What you should do: Some lines below hold "this". Pick them out and copy them.

=-=-=

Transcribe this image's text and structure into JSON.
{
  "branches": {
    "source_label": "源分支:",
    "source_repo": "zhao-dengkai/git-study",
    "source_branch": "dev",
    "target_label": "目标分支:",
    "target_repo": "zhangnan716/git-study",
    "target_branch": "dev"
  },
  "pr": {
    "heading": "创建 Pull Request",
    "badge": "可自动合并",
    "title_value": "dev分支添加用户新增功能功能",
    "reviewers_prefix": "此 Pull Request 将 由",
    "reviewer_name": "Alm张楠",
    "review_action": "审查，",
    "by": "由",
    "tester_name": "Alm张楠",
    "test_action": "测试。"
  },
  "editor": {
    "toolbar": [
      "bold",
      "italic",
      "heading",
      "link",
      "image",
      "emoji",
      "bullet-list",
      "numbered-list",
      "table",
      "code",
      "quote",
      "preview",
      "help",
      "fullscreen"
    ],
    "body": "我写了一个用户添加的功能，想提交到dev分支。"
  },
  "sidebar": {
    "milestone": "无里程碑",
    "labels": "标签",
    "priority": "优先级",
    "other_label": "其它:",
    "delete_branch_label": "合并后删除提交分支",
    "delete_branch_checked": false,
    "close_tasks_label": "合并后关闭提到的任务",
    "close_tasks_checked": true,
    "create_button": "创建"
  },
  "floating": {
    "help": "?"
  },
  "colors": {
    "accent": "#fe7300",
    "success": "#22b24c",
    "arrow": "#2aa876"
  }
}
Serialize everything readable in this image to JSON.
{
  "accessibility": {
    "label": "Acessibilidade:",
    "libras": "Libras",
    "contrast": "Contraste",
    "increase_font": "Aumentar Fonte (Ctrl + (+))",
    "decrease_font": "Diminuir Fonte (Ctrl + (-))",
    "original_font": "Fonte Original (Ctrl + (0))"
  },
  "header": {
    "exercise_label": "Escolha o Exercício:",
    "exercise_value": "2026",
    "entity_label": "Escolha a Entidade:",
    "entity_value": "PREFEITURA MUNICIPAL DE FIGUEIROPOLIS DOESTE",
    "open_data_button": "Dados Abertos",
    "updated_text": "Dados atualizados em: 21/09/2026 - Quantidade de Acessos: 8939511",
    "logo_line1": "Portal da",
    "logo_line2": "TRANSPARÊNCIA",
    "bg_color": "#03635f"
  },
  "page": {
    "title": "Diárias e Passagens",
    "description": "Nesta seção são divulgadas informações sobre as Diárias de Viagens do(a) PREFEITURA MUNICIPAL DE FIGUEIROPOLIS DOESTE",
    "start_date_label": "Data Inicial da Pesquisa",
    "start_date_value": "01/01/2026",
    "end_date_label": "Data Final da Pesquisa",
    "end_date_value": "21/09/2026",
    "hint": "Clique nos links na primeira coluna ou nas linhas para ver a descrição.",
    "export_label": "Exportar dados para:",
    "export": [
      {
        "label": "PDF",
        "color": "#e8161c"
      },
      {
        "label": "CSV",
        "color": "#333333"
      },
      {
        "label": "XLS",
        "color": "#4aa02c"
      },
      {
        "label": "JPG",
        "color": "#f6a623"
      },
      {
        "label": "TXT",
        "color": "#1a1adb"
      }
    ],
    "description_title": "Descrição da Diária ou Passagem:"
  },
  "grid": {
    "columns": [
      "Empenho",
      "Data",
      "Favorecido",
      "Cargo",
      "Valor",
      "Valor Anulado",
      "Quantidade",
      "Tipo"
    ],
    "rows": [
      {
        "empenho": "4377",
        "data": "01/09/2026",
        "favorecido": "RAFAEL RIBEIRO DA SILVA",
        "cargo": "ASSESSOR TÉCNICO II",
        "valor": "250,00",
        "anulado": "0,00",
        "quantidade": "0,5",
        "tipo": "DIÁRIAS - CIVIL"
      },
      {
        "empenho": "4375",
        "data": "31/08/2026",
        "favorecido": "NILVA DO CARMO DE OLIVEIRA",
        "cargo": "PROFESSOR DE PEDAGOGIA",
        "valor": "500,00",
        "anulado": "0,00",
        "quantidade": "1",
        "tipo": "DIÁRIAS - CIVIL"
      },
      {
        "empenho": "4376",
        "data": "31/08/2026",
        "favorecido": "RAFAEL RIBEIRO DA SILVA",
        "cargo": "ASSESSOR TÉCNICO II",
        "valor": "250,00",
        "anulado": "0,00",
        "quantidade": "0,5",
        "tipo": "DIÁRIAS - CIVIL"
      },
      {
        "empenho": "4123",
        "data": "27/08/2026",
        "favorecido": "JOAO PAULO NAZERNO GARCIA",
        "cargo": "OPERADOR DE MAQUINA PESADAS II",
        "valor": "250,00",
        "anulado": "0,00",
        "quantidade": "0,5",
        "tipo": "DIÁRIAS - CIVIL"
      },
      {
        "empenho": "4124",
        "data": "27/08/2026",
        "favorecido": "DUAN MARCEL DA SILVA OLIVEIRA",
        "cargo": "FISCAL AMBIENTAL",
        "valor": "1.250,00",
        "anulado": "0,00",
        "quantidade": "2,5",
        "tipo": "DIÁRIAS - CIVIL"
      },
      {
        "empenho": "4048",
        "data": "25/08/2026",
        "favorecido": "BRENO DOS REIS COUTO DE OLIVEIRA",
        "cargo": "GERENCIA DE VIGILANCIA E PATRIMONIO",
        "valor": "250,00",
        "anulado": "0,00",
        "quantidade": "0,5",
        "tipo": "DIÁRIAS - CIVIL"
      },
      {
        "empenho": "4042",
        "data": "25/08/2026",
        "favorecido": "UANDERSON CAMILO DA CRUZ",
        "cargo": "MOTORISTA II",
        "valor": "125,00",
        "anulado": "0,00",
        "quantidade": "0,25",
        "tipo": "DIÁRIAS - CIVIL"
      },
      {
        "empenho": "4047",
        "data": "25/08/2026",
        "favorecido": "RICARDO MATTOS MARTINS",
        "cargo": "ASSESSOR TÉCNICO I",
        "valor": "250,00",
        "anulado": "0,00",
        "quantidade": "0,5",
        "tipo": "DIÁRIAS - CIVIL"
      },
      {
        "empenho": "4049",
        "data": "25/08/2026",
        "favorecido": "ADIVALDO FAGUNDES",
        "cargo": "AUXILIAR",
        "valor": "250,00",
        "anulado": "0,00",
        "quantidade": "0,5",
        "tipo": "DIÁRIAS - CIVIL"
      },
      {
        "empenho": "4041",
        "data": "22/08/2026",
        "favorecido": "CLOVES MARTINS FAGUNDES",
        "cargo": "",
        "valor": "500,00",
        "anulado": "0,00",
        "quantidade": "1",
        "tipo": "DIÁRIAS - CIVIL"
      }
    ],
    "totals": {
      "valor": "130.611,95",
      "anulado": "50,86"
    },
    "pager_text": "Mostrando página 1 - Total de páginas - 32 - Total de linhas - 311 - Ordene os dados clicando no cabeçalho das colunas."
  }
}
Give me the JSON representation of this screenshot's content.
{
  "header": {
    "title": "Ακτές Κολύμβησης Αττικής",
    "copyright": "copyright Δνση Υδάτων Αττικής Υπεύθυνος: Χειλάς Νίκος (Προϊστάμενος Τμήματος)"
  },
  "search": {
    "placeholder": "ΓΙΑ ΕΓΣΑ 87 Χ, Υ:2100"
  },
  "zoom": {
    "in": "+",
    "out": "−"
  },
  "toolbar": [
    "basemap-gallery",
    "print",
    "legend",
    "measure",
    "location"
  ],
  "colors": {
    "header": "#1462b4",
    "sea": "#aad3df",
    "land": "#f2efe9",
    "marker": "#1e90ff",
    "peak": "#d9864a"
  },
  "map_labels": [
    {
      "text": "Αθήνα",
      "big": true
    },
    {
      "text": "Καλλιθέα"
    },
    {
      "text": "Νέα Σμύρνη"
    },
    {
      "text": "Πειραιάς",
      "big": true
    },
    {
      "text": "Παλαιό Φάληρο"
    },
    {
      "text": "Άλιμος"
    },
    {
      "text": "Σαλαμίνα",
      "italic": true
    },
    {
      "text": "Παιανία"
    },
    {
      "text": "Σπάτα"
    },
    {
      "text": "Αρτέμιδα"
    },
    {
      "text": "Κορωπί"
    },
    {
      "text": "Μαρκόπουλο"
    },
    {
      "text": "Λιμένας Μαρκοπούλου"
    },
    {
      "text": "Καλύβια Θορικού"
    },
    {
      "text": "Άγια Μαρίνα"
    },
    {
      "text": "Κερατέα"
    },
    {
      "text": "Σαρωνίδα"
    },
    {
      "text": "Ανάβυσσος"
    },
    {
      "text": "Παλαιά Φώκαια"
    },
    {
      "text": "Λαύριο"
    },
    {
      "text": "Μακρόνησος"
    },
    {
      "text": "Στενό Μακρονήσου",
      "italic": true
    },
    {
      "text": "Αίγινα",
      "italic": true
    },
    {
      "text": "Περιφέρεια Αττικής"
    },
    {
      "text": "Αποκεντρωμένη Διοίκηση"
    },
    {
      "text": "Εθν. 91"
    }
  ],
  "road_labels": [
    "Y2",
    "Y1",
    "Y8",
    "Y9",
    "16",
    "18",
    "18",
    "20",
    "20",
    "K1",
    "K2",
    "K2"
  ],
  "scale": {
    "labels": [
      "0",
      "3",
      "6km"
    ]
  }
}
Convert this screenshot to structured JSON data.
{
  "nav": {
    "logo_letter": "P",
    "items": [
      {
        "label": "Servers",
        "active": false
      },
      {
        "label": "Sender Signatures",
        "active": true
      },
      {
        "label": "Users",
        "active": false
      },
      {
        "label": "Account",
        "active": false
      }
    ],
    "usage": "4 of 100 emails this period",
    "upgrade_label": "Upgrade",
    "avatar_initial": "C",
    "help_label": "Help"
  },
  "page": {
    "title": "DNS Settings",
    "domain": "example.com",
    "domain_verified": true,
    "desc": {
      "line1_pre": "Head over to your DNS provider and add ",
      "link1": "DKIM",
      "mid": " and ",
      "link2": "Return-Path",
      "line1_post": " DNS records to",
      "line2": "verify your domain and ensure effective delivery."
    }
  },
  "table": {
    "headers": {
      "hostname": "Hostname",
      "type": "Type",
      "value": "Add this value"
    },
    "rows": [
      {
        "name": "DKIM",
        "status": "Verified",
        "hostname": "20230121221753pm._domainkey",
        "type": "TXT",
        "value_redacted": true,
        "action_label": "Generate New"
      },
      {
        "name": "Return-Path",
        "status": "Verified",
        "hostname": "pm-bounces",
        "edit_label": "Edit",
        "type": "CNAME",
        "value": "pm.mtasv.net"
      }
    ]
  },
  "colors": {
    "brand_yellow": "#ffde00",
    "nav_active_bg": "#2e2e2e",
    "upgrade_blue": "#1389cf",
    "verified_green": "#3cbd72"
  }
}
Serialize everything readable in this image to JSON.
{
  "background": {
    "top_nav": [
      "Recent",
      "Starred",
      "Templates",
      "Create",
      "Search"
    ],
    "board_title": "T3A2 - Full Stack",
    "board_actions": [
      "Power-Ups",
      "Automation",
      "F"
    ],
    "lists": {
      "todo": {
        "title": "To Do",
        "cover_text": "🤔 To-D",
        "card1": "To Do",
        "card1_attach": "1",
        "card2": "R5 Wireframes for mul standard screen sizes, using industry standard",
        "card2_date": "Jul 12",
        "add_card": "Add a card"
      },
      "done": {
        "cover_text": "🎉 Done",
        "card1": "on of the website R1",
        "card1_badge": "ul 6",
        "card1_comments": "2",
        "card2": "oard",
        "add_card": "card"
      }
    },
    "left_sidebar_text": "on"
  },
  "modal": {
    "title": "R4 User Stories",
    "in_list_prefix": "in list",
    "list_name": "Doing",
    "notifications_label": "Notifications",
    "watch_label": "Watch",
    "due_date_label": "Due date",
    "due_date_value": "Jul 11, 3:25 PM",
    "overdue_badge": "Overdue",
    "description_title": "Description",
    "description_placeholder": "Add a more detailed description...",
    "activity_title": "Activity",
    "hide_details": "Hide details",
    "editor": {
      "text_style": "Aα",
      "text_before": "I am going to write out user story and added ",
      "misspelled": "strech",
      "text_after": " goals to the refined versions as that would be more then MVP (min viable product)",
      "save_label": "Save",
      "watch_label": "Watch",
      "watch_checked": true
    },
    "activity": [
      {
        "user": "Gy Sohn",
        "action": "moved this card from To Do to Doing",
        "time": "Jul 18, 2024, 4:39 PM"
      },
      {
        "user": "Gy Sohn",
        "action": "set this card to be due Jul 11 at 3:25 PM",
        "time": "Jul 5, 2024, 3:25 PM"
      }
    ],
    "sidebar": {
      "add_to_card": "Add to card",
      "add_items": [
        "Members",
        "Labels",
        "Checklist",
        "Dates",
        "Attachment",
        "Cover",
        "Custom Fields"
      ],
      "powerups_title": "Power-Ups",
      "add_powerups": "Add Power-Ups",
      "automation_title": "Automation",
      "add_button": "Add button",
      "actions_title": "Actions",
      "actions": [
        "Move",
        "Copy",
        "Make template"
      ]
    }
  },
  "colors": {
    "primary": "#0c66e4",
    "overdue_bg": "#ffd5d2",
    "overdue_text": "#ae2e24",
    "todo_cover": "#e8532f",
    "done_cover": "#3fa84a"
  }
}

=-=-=

Reply:
Transcribe this image's text and structure into JSON.
Serialize everything readable in this image to JSON.
Give me the JSON representation of this screenshot's content.
Convert this screenshot to structured JSON data.
    "usage": "4 of 100 emails this period",
      "value": "Add this value"
Serialize everything readable in this image to JSON.
        "action": "moved this card from To Do to Doing",
        "action": "set this card to be due Jul 11 at 3:25 PM",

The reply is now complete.